A turnaround team from a Quorum Health Group subsidiary assumed control last week at struggling Greater Southeast Community Hospital, Washington.
As many as 10 managers from Intensive Resource Group, a division of Brentwood, Tenn.-based Quorum, will report to the board of Greater Southeast Healthcare System for two months. The IRG team also will work closely with the 305-bed hospital's current management.
Filing for federal bankruptcy protection in May were the system, Greater Southeast Community Hospital, the system's foundation and management company, and Fort Washington Nursing Home in suburban Maryland (May 31, p. 4).
Still solvent is the system's 35-bed Fort Washington (Md.) Hospital, which was not included in the bankruptcy filing.
The Chapter 11 filing was part of an effort to reverse Greater Southeast's economic fortunes. Bleeding red ink and teetering under millions in debt, it sought bankruptcy protection in return for an $8.5 million assistance package from the District of Columbia.
The district wanted to keep Greater Southeast's doors open because it is the only hospital serving the largely impoverished neighborhoods east of the Anacostia River in Washington.
The management team is working exclusively on returning Greater Southeast hospital to solvency, because the facility has been identified as the system's chief problem, said Paul Porter, the system's vice president of corporate planning and development.
Greater Southeast will pay Quorum $203,000 per month for its services.
Porter said the Quorum team will identify new cost savings and, the management hopes, validate some decisions already made to improve the bottom line. The team is to produce a report on a comeback plan in 45 days.
Porter said the system has reduced costs by $18 million since November, when Moody's Investors Service issued a report highlighting the system's financial deterioration (Nov. 30, 1998, p. 2). The system set a goal of reducing annual operating costs by $20 million in December, when it laid off 250 employees (Dec. 7, 1998, p. 24).

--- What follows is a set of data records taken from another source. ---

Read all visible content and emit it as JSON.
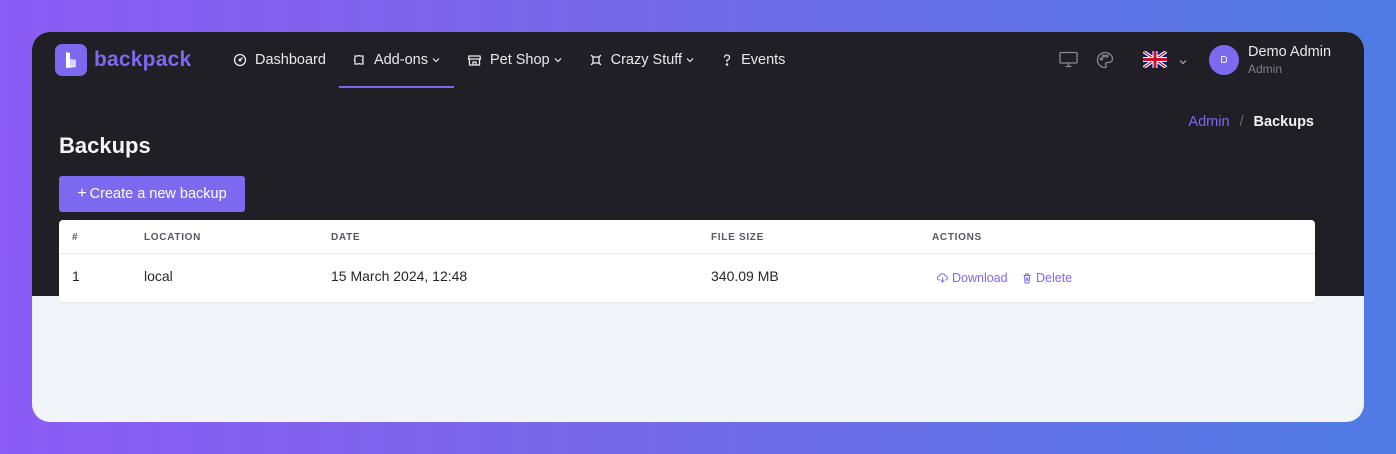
{
  "brand": {
    "name": "backpack",
    "color": "#7c69ef"
  },
  "nav": {
    "items": [
      {
        "label": "Dashboard",
        "icon": "dashboard-gauge-icon"
      },
      {
        "label": "Add-ons",
        "icon": "puzzle-icon",
        "active": true,
        "dropdown": true
      },
      {
        "label": "Pet Shop",
        "icon": "shop-icon",
        "dropdown": true
      },
      {
        "label": "Crazy Stuff",
        "icon": "crazy-stuff-icon",
        "dropdown": true
      },
      {
        "label": "Events",
        "icon": "question-icon"
      }
    ]
  },
  "header_tools": {
    "icons": [
      "monitor-icon",
      "palette-icon",
      "uk-flag-icon",
      "chevron-down-icon"
    ]
  },
  "user": {
    "initial": "D",
    "name": "Demo Admin",
    "role": "Admin"
  },
  "breadcrumb": {
    "root": "Admin",
    "separator": "/",
    "current": "Backups"
  },
  "page": {
    "title": "Backups",
    "create_button": "Create a new backup"
  },
  "table": {
    "headers": [
      "#",
      "LOCATION",
      "DATE",
      "FILE SIZE",
      "ACTIONS"
    ],
    "rows": [
      {
        "index": "1",
        "location": "local",
        "date": "15 March 2024, 12:48",
        "file_size": "340.09 MB",
        "download_label": "Download",
        "delete_label": "Delete"
      }
    ]
  },
  "colors": {
    "accent": "#7c69ef",
    "header_bg": "#201f25",
    "page_bg": "#f1f4f8"
  }
}
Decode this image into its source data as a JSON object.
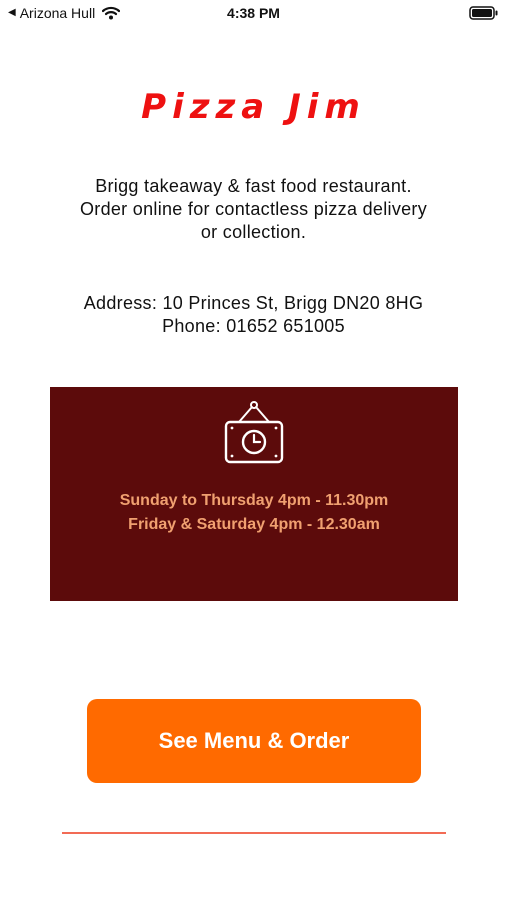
{
  "status_bar": {
    "back_glyph": "◀",
    "carrier": "Arizona Hull",
    "time": "4:38 PM",
    "wifi_icon": "wifi-icon",
    "battery_icon": "battery-icon"
  },
  "header": {
    "title": "Pizza Jim"
  },
  "description": {
    "lines": [
      "Brigg takeaway & fast food restaurant.",
      "Order online for contactless pizza delivery",
      "or collection."
    ]
  },
  "contact": {
    "address": "Address: 10 Princes St, Brigg DN20 8HG",
    "phone": "Phone: 01652 651005"
  },
  "hours": {
    "icon": "clock-sign-icon",
    "lines": [
      "Sunday to Thursday 4pm - 11.30pm",
      "Friday & Saturday 4pm - 12.30am"
    ]
  },
  "cta": {
    "label": "See Menu & Order"
  },
  "colors": {
    "title": "#ee1111",
    "hours_background": "#5c0b0b",
    "hours_text": "#f0a070",
    "button": "#ff6a00",
    "divider": "#f26b55"
  }
}
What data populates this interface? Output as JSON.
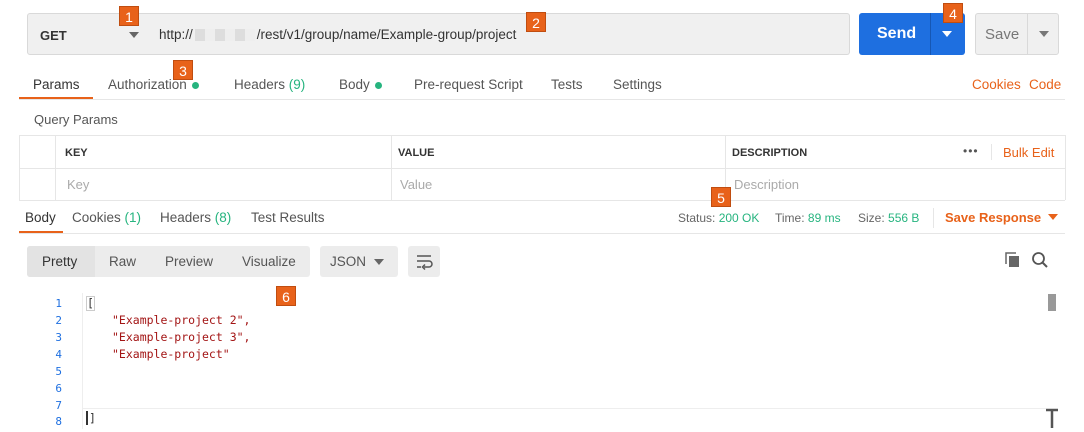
{
  "request": {
    "method": "GET",
    "url_prefix": "http://",
    "url_suffix": "/rest/v1/group/name/Example-group/project",
    "send_label": "Send",
    "save_label": "Save"
  },
  "request_tabs": [
    {
      "label": "Params"
    },
    {
      "label": "Authorization"
    },
    {
      "label": "Headers",
      "count": "(9)"
    },
    {
      "label": "Body"
    },
    {
      "label": "Pre-request Script"
    },
    {
      "label": "Tests"
    },
    {
      "label": "Settings"
    }
  ],
  "request_links": {
    "cookies": "Cookies",
    "code": "Code"
  },
  "query_params": {
    "title": "Query Params",
    "columns": [
      "KEY",
      "VALUE",
      "DESCRIPTION"
    ],
    "more": "•••",
    "bulk_edit": "Bulk Edit",
    "placeholders": {
      "key": "Key",
      "value": "Value",
      "description": "Description"
    }
  },
  "response_tabs": [
    {
      "label": "Body"
    },
    {
      "label": "Cookies",
      "count": "(1)"
    },
    {
      "label": "Headers",
      "count": "(8)"
    },
    {
      "label": "Test Results"
    }
  ],
  "response_meta": {
    "status_label": "Status:",
    "status_value": "200 OK",
    "time_label": "Time:",
    "time_value": "89 ms",
    "size_label": "Size:",
    "size_value": "556 B",
    "save_response": "Save Response"
  },
  "view_modes": [
    "Pretty",
    "Raw",
    "Preview",
    "Visualize"
  ],
  "format": "JSON",
  "code_lines": [
    {
      "n": "1",
      "text": "["
    },
    {
      "n": "2",
      "text": "\"Example-project 2\","
    },
    {
      "n": "3",
      "text": "\"Example-project 3\","
    },
    {
      "n": "4",
      "text": "\"Example-project\""
    },
    {
      "n": "5",
      "text": ""
    },
    {
      "n": "6",
      "text": ""
    },
    {
      "n": "7",
      "text": ""
    },
    {
      "n": "8",
      "text": "]"
    }
  ],
  "badges": [
    "1",
    "2",
    "3",
    "4",
    "5",
    "6"
  ],
  "colors": {
    "accent": "#e8621a",
    "primary": "#1e6fe0",
    "success": "#26b47f"
  }
}
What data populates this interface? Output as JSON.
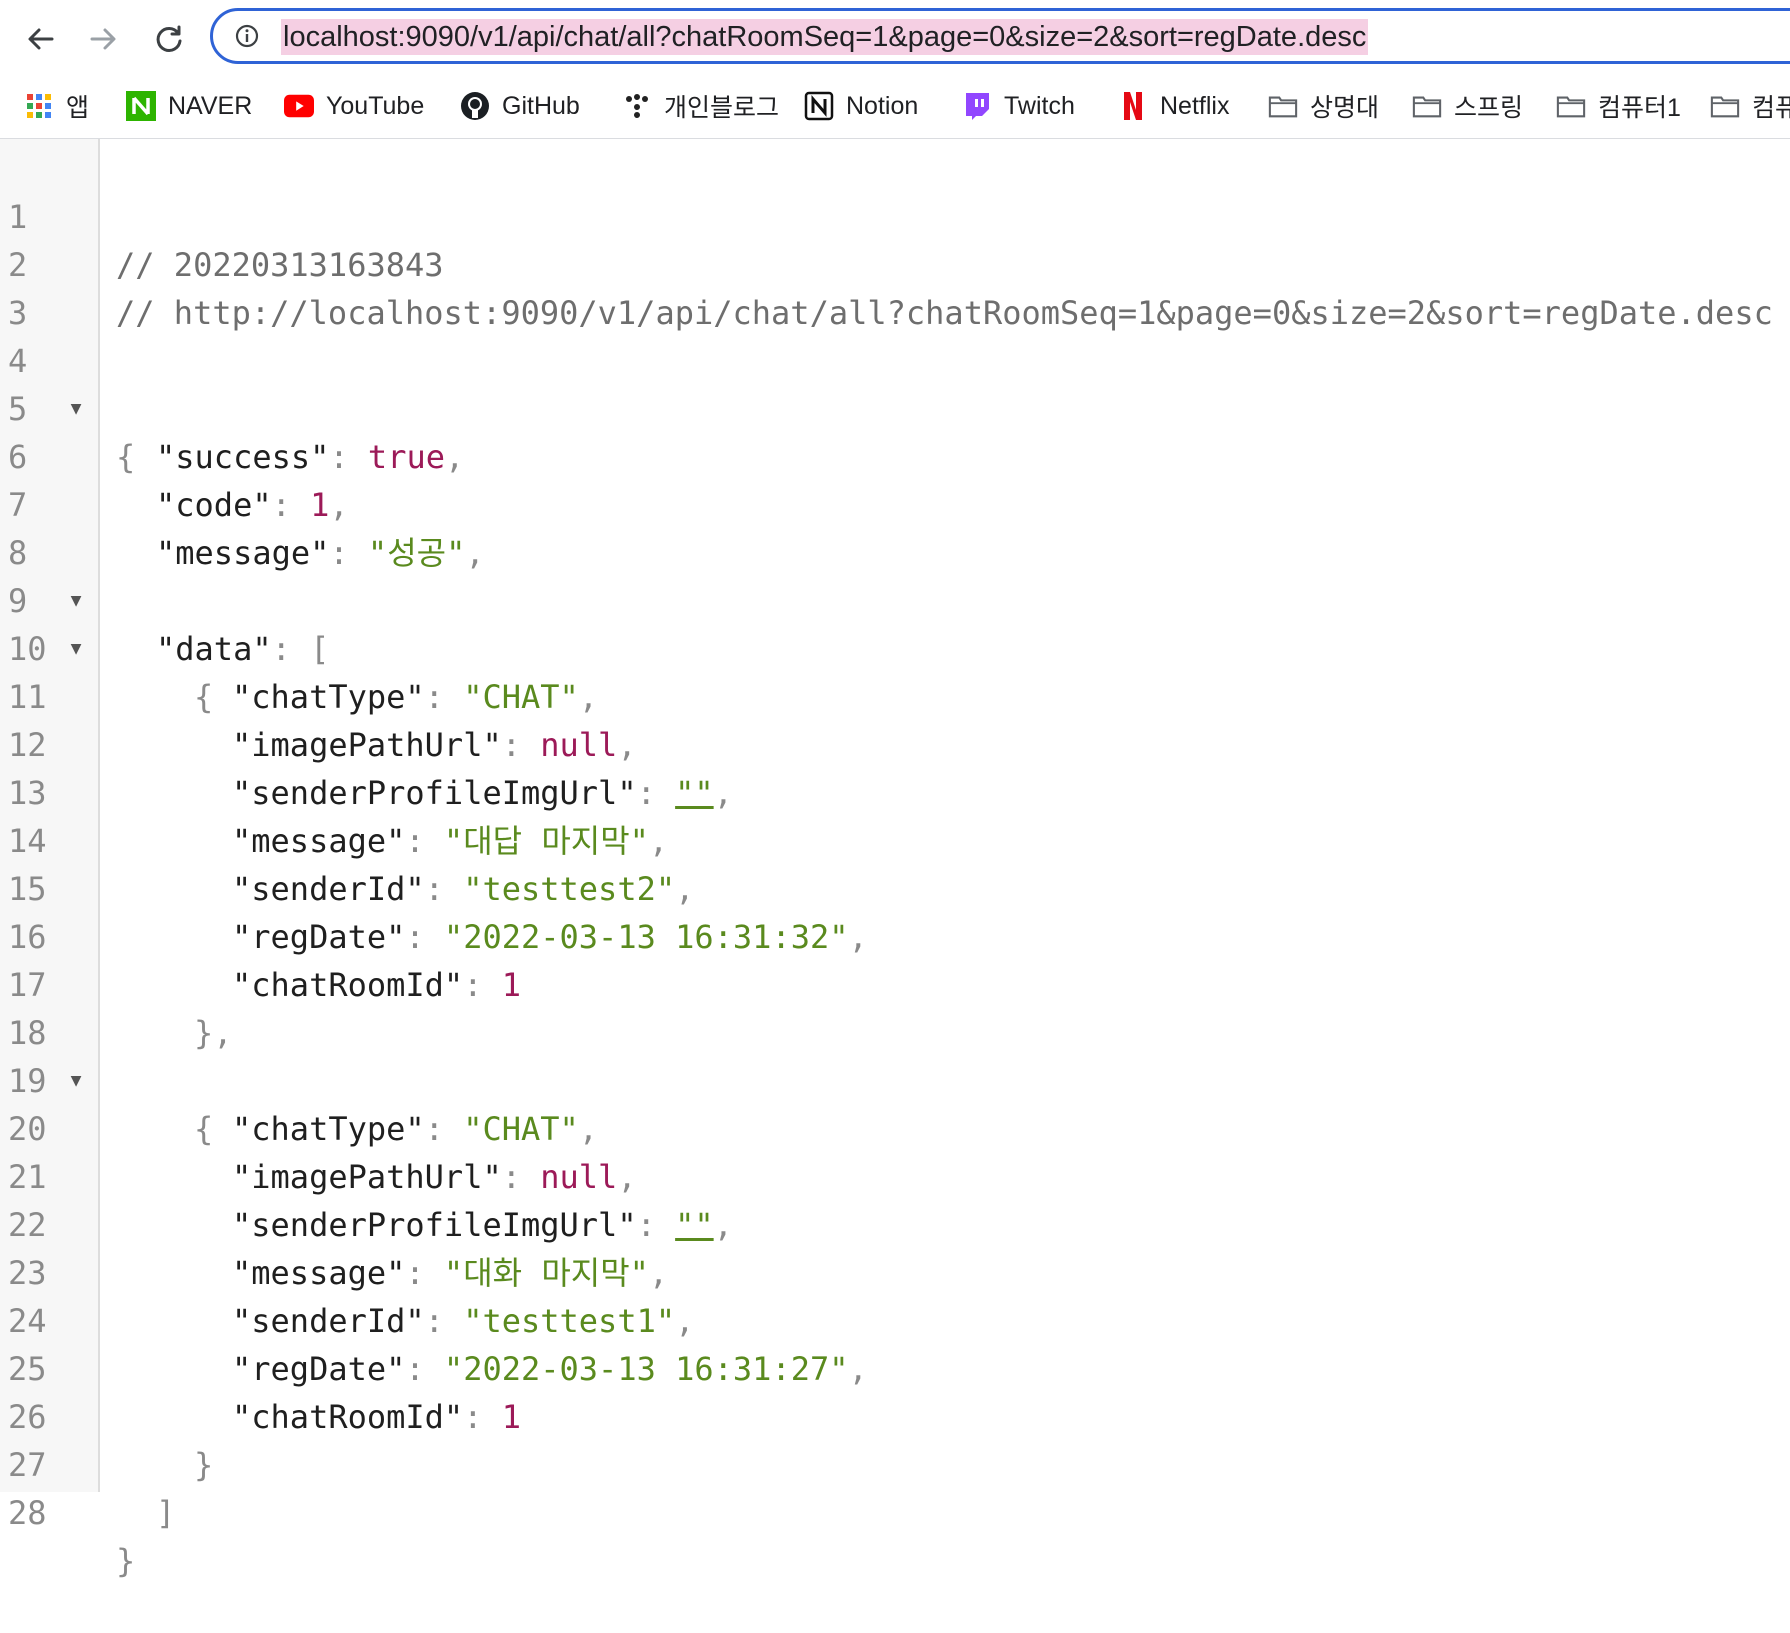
{
  "browser": {
    "url": "localhost:9090/v1/api/chat/all?chatRoomSeq=1&page=0&size=2&sort=regDate.desc",
    "nav_icons": [
      "back-arrow-icon",
      "forward-arrow-icon",
      "reload-icon",
      "info-icon"
    ]
  },
  "bookmarks": [
    {
      "label": "앱",
      "icon": "apps-grid-icon"
    },
    {
      "label": "NAVER",
      "icon": "naver-icon"
    },
    {
      "label": "YouTube",
      "icon": "youtube-icon"
    },
    {
      "label": "GitHub",
      "icon": "github-icon"
    },
    {
      "label": "개인블로그",
      "icon": "dots-icon"
    },
    {
      "label": "Notion",
      "icon": "notion-icon"
    },
    {
      "label": "Twitch",
      "icon": "twitch-icon"
    },
    {
      "label": "Netflix",
      "icon": "netflix-icon"
    },
    {
      "label": "상명대",
      "icon": "folder-icon"
    },
    {
      "label": "스프링",
      "icon": "folder-icon"
    },
    {
      "label": "컴퓨터1",
      "icon": "folder-icon"
    },
    {
      "label": "컴퓨",
      "icon": "folder-icon"
    }
  ],
  "json_view": {
    "comment_timestamp": "// 20220313163843",
    "comment_url": "// http://localhost:9090/v1/api/chat/all?chatRoomSeq=1&page=0&size=2&sort=regDate.desc",
    "line_numbers": [
      "1",
      "2",
      "3",
      "4",
      "5",
      "6",
      "7",
      "8",
      "9",
      "10",
      "11",
      "12",
      "13",
      "14",
      "15",
      "16",
      "17",
      "18",
      "19",
      "20",
      "21",
      "22",
      "23",
      "24",
      "25",
      "26",
      "27",
      "28"
    ],
    "success": "true",
    "code": "1",
    "message": "\"성공\"",
    "records": [
      {
        "chatType": "\"CHAT\"",
        "imagePathUrl": "null",
        "senderProfileImgUrl": "\"\"",
        "message": "\"대답 마지막\"",
        "senderId": "\"testtest2\"",
        "regDate": "\"2022-03-13 16:31:32\"",
        "chatRoomId": "1"
      },
      {
        "chatType": "\"CHAT\"",
        "imagePathUrl": "null",
        "senderProfileImgUrl": "\"\"",
        "message": "\"대화 마지막\"",
        "senderId": "\"testtest1\"",
        "regDate": "\"2022-03-13 16:31:27\"",
        "chatRoomId": "1"
      }
    ]
  },
  "colors": {
    "string": "#5a8a1e",
    "literal": "#9c1a58",
    "url_highlight": "#f5cfe3",
    "omnibox_border": "#2f63d6"
  }
}
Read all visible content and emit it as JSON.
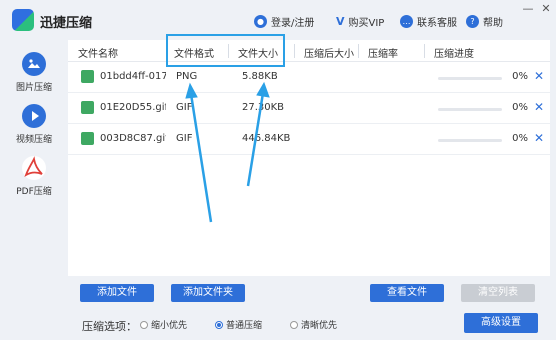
{
  "app": {
    "title": "迅捷压缩"
  },
  "titlebar": {
    "login": "登录/注册",
    "vip": "购买VIP",
    "support": "联系客服",
    "help": "帮助",
    "minimize": "—",
    "close": "✕"
  },
  "sidebar": {
    "items": [
      {
        "label": "图片压缩"
      },
      {
        "label": "视频压缩"
      },
      {
        "label": "PDF压缩"
      }
    ]
  },
  "table": {
    "columns": [
      "文件名称",
      "文件格式",
      "文件大小",
      "压缩后大小",
      "压缩率",
      "压缩进度"
    ],
    "rows": [
      {
        "name": "01bdd4ff-017..",
        "format": "PNG",
        "size": "5.88KB",
        "progress": 0,
        "pct": "0%"
      },
      {
        "name": "01E20D55.gif",
        "format": "GIF",
        "size": "27.30KB",
        "progress": 0,
        "pct": "0%"
      },
      {
        "name": "003D8C87.gif",
        "format": "GIF",
        "size": "446.84KB",
        "progress": 0,
        "pct": "0%"
      }
    ]
  },
  "actions": {
    "add_file": "添加文件",
    "add_folder": "添加文件夹",
    "view_file": "查看文件",
    "clear_list": "清空列表",
    "advanced": "高级设置"
  },
  "options": {
    "label": "压缩选项：",
    "choices": [
      {
        "label": "缩小优先",
        "selected": false
      },
      {
        "label": "普通压缩",
        "selected": true
      },
      {
        "label": "清晰优先",
        "selected": false
      }
    ]
  },
  "colors": {
    "accent": "#2e6fd8",
    "annotation": "#2aa0e6",
    "file_icon": "#3ea862"
  }
}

At that time, the system also shut down an employee PPO and closed a 46-bed subacute-care nursing unit.
For the nine months ended Sept. 30, 1998, the system suffered a $33.9 million operating loss. That followed a $2.5 million loss on net patient revenues of $129 million in 1997.
The system declined to provide more recent financial data.
Moody's downgraded the system's bond rating three times in 1998.
Greater Southeast's board includes Carolyn Lewis, chairwoman-elect of the American Hospital Association, who has been tapped as the first trustee and first African-American to be AHA chairwoman.